*ACTIVITY*
How many lines in these records hold the string "JSON"? State only that number.
——————————
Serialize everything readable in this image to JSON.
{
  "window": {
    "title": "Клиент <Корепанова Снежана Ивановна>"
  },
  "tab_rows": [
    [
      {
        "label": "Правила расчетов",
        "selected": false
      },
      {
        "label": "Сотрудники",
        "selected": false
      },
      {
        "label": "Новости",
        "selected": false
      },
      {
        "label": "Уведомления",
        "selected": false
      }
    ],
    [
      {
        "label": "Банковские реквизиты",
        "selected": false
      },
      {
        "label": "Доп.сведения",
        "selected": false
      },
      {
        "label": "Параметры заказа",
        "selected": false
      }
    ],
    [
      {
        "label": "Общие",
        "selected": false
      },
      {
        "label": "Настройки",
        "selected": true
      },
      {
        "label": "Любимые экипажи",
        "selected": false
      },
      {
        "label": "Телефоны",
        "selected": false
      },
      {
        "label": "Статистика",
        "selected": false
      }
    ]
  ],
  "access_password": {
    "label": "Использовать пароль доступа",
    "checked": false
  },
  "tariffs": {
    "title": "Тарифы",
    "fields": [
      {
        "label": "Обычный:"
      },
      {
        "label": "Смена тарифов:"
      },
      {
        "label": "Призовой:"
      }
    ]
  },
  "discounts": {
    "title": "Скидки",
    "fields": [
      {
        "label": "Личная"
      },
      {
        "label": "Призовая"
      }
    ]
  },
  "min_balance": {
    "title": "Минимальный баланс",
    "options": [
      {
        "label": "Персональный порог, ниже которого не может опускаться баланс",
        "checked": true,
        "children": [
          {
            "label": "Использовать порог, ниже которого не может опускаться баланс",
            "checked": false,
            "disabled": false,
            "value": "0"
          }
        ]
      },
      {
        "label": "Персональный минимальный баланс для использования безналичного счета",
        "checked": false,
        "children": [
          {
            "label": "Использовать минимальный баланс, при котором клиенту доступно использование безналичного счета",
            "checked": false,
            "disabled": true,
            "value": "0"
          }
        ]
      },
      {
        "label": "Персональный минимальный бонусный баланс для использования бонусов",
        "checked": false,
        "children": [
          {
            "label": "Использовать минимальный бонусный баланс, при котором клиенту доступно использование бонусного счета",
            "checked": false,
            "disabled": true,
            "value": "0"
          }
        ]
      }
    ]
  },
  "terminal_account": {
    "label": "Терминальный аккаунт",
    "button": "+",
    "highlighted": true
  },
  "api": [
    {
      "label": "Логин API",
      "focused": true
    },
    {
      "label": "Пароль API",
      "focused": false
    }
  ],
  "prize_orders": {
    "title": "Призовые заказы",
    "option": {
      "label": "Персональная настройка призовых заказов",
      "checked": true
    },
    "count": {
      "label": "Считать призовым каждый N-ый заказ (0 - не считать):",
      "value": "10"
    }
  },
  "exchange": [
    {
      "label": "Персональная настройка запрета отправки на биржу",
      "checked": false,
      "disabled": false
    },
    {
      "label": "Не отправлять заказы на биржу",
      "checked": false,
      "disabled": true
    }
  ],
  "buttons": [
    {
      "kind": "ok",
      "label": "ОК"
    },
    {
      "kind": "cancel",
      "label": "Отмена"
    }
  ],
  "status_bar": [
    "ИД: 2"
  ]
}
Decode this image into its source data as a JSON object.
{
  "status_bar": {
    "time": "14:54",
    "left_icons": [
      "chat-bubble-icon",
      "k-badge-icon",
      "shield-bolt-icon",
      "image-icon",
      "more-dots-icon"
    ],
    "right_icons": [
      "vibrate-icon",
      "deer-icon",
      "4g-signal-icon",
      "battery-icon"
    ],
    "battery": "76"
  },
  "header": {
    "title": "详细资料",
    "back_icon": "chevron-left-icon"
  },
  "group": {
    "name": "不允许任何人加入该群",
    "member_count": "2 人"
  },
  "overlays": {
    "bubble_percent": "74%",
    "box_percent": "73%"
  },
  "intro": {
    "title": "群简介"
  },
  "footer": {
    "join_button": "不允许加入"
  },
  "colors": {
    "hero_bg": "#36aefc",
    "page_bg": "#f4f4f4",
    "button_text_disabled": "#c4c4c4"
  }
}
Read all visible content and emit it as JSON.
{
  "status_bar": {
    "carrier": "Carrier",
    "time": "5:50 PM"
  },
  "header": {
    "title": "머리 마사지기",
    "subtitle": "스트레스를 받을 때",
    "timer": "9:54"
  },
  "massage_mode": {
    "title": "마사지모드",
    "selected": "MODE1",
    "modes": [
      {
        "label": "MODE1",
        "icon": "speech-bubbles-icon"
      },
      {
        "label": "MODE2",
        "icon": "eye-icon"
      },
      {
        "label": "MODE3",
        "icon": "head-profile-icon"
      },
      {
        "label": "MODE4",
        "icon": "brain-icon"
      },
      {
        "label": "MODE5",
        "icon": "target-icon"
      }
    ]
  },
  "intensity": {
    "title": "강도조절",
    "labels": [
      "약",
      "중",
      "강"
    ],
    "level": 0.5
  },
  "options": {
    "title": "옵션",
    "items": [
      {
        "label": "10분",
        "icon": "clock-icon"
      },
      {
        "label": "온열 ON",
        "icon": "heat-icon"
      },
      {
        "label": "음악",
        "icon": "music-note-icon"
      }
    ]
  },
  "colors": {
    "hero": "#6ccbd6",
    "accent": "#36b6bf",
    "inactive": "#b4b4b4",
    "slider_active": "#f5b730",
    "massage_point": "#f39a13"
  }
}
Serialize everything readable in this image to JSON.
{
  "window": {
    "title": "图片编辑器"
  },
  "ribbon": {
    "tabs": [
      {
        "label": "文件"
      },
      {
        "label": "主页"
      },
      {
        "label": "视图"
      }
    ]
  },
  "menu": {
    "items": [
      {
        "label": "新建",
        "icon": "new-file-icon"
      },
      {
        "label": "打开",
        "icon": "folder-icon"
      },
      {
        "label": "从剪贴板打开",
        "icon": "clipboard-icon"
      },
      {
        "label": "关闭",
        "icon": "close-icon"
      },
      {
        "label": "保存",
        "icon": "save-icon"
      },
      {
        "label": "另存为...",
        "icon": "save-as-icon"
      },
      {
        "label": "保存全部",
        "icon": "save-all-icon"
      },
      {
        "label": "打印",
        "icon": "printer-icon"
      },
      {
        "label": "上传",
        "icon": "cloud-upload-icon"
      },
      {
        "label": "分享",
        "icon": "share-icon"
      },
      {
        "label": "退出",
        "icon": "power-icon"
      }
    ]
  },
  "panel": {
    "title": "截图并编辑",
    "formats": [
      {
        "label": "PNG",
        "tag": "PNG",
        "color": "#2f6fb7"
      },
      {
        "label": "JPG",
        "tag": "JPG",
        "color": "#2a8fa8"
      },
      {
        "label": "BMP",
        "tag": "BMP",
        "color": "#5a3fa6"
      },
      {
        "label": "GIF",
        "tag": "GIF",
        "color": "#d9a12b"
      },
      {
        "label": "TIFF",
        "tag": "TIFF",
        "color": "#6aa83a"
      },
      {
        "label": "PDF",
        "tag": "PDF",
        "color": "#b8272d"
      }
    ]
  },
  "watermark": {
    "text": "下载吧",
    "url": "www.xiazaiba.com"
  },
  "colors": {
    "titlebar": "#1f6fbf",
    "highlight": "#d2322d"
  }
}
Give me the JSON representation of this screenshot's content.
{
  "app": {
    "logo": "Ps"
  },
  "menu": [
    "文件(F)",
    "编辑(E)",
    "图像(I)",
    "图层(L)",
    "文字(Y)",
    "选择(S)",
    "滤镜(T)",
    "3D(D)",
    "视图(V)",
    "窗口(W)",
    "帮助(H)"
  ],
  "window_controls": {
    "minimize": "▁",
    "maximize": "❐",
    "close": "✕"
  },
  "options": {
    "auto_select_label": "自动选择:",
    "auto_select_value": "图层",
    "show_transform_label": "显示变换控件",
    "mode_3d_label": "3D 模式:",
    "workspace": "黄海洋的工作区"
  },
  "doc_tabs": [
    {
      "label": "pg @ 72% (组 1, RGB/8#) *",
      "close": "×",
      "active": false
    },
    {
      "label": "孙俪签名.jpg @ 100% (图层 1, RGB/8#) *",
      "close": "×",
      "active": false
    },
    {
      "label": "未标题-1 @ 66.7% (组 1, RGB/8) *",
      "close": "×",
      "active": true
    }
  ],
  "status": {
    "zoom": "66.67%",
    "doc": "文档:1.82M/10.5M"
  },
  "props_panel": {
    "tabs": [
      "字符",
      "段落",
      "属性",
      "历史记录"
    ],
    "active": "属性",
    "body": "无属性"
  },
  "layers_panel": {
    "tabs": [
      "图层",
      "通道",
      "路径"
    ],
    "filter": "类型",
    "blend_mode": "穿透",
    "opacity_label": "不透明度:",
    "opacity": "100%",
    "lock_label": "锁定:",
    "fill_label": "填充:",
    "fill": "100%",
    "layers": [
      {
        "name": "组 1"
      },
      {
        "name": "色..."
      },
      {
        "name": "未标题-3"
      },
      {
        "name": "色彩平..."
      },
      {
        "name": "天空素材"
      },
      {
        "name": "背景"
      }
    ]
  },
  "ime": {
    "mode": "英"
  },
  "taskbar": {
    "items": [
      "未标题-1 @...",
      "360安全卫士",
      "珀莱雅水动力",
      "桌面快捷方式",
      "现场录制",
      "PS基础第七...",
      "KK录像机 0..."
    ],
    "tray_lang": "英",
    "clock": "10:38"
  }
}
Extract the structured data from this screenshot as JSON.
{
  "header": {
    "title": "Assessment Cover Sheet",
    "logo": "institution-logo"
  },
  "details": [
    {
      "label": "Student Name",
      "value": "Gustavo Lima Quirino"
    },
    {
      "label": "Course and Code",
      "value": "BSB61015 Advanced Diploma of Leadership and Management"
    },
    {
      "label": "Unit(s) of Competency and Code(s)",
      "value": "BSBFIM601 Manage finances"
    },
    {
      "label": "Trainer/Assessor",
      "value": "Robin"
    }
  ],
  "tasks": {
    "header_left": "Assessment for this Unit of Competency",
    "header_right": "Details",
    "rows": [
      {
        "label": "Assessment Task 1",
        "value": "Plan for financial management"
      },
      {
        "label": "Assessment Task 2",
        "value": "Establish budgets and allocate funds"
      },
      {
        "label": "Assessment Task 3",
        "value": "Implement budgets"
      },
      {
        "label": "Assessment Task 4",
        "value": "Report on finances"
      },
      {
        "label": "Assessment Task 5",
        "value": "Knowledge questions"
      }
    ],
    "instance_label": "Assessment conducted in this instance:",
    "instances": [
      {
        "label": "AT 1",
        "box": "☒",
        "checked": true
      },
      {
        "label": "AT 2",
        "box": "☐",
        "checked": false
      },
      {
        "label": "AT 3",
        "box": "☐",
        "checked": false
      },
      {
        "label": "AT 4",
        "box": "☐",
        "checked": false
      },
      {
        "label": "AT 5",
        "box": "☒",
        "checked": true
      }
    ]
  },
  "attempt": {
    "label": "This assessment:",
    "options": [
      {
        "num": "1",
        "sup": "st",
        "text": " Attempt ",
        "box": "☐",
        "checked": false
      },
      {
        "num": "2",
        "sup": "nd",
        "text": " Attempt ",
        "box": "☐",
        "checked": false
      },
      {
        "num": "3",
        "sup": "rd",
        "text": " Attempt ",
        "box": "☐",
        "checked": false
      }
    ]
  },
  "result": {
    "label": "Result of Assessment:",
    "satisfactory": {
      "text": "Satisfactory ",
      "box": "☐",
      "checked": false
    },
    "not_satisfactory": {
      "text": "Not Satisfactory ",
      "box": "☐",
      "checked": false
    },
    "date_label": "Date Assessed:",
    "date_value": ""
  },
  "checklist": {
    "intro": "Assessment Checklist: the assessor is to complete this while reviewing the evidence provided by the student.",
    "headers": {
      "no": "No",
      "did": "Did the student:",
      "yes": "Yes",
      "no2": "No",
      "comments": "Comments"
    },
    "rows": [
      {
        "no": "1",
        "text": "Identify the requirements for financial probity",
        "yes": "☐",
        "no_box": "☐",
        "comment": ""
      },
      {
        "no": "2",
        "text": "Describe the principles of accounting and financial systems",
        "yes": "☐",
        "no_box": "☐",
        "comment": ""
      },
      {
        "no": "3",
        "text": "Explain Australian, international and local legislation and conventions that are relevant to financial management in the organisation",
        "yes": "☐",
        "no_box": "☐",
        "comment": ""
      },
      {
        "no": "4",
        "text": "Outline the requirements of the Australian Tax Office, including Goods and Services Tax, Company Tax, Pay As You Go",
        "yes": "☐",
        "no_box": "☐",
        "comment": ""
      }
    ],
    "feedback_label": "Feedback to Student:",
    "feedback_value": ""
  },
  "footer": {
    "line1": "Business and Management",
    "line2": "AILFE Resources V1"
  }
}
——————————
*RESULT BELOW*
6